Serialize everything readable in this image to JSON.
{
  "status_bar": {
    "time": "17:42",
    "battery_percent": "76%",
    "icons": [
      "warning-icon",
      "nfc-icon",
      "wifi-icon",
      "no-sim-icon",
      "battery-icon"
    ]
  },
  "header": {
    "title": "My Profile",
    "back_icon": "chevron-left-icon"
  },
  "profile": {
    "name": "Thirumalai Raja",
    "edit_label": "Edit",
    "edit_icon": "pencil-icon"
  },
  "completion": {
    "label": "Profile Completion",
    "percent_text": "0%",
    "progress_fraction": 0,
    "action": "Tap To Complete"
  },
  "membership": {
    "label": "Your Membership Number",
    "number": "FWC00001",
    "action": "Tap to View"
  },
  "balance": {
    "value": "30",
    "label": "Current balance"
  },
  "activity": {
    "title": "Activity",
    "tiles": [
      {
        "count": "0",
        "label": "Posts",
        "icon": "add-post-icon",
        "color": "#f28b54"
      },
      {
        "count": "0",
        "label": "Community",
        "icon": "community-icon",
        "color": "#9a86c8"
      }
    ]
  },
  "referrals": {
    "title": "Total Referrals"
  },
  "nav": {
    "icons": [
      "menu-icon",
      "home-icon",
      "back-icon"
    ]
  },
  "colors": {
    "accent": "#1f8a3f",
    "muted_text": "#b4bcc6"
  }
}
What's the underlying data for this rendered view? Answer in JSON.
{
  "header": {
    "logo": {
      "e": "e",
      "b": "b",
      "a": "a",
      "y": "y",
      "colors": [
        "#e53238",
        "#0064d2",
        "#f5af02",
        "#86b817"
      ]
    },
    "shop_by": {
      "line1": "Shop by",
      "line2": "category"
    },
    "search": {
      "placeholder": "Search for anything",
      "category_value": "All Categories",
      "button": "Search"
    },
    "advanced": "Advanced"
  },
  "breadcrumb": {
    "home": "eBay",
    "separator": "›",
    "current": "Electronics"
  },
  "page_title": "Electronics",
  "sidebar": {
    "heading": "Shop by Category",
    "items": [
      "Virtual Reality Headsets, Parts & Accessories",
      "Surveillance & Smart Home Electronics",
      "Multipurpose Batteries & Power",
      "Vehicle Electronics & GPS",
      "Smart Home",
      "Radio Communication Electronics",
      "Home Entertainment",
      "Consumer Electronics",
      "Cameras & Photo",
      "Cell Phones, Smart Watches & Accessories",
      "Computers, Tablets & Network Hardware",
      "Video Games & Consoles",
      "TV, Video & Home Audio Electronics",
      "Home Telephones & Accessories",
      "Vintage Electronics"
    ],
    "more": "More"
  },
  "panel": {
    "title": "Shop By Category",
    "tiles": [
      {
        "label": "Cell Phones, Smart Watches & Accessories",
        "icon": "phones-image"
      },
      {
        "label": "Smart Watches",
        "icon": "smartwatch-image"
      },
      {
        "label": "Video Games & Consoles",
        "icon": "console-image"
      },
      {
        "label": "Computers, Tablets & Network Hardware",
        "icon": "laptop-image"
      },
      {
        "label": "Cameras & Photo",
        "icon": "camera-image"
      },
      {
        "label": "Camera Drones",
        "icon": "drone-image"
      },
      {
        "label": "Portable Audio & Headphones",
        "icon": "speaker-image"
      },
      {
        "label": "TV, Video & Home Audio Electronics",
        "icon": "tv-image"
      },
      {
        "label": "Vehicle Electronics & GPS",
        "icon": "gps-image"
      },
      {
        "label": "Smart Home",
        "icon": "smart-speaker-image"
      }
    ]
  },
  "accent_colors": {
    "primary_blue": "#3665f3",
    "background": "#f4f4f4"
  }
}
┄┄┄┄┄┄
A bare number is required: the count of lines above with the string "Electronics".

10